HIRING ORGANISATION Orangutan Tropical Peatland Research Project

OuTrop carries out biodiversity research in the peat-swamp forests of the Sebangau Ecosystem, Central Kalimantan, Indonesia. Our major research interests are orang-utan and gibbon population status, behaviour and ecology, and habitat dynamics, regeneration and biodiversity. The orang-utan behaviour project started in August 2003 and has since collected over 10,000 hours of focal animal observations on 23 habituated individuals. The gibbon behaviour project began in July 2005 and has habituated seven family groups, one lone male and has identified five further groups for habituation. This is the only research project where the two species' ecology and their interactions are being studied side-by-side, and is revealing new and interesting insights into their behaviour as well as benefiting the conservation of the two species.

We require one research assistant to work on the orang-utan behaviour project and one to work on the gibbon behaviour project, under the supervision of the Project Leaders and the Camp Manager. Fieldwork includes locating and following individual apes in the forest, recording details of activity, feeding, nesting, vocalising and social behaviour; collecting food, faecal and urine samples; and obtaining GPS positions. Additional duties include processing samples, collecting monthly phenology (forest productivity) and nest-survey data and entering data into databases. Assistants will work alongside Indonesian research assistants on a daily basis.

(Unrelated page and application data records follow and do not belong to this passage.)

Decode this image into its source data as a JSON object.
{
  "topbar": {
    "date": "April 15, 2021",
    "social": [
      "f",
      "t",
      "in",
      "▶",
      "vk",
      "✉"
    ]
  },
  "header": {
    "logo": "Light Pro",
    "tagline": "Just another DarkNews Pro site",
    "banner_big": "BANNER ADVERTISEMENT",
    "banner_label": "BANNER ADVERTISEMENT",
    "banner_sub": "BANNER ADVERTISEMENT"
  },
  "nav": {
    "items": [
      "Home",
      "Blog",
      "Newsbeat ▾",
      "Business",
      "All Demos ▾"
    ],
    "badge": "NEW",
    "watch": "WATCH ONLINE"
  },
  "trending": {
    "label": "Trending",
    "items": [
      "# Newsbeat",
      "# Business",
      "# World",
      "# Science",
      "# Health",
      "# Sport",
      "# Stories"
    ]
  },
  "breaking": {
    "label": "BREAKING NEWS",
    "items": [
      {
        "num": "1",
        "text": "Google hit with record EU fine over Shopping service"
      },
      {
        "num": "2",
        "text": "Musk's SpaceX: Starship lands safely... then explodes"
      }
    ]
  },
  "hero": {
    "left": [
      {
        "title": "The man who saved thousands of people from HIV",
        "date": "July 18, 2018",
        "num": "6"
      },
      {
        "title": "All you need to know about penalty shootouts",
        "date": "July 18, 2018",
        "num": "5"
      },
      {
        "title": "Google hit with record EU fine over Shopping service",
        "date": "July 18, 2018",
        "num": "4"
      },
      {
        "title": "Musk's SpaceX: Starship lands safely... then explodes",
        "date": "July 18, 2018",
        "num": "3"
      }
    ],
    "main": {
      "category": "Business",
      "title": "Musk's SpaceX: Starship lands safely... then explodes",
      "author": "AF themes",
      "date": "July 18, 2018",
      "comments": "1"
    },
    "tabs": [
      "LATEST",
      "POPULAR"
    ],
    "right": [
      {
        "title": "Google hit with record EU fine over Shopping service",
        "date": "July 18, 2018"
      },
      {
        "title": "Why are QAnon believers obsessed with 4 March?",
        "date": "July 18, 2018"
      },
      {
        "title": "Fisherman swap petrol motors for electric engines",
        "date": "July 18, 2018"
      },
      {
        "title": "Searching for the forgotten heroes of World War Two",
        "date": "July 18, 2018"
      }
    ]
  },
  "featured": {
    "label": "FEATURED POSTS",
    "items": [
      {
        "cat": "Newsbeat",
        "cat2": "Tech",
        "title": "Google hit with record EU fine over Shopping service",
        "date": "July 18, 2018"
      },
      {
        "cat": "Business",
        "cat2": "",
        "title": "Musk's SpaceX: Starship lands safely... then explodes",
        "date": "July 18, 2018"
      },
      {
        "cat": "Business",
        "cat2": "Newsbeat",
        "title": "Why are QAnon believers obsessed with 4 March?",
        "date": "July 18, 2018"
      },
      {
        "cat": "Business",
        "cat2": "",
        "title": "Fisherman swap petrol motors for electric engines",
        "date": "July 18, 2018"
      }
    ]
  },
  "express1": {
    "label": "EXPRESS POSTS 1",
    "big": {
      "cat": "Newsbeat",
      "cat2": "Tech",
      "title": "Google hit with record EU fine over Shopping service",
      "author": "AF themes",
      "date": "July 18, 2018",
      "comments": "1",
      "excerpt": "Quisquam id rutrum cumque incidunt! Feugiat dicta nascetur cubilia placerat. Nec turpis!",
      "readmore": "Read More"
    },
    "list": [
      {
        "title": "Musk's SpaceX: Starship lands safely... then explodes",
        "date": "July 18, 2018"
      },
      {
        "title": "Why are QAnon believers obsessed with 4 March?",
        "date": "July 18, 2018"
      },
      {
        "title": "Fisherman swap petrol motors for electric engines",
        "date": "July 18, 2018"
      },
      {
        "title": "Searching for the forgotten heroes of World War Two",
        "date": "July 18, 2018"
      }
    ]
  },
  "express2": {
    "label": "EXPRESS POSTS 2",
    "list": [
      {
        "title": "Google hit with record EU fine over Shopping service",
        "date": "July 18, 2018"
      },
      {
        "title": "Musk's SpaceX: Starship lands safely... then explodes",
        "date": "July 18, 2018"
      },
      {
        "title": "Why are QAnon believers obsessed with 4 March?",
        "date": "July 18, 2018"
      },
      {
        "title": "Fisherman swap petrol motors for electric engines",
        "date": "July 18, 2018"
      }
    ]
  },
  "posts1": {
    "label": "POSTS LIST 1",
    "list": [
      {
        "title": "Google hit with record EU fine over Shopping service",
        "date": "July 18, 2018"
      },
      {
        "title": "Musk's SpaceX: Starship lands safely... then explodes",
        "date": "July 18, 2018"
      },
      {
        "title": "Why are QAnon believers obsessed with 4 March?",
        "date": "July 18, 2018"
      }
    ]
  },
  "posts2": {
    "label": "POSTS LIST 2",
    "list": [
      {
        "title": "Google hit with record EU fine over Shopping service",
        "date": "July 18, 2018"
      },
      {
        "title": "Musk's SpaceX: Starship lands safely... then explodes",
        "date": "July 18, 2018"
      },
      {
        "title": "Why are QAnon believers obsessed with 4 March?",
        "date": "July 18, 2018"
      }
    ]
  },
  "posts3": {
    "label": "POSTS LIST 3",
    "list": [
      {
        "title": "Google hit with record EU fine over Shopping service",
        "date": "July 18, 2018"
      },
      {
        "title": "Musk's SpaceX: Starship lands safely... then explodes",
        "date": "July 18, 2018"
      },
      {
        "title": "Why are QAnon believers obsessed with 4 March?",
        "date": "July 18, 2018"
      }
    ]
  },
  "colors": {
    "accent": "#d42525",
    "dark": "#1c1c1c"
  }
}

After an initial training and handover period the assistants will supervise the day-to-day logistics and personnel of the behaviour projects, including organising and recording the staff-rota and holding daily checks and discussion of field data.

Applicants should have an interest in primate ecology and conservation

Prior experience of working in a physically-demanding environment is desirable, you must be physically-fit and not be put off by mosquitoes, spiders and snakes, the wet-season swamps, 3.30 am t0 6.00 pm follow days and hot, humid conditions

Prior experience of field research and field data collection preferred

Capable of working independently with a small team in an isolated environment.

Be committed to learning conservational Indonesian at the site as this is essential for the role

Be able to come to Cambridge, United Kingdom, for interview

No salary is provided for this position but all in-situ costs are covered

Accommodation is provided at base-camp and at our mess-house in the town of Palangkaraya. All transport to and from camp and meals at camp are provided. You need to cover your own international and internal travel to Palangkaraya (via Jakarta), medical insurance and personal equipment.

Initial six-month fixed term to start as soon as possible, additional six months-1 year if all parties are satisfied with each other at end of fixed term.


Apply by post / e-mail (preferred) with current full CV, names and addresses of two referees and covering letter. Please indicate whether you would prefer to apply for the orang-utan project, gibbon project, or have no preference. If applying by e-mail please quote reference PRIMATE ASSISTANT in message title.

Helen Morrogh-Bernard
Wildlife Research Group, Anatomy School
University of Cambridge, Cambridge, UK

Date of Advert
April 12th 2007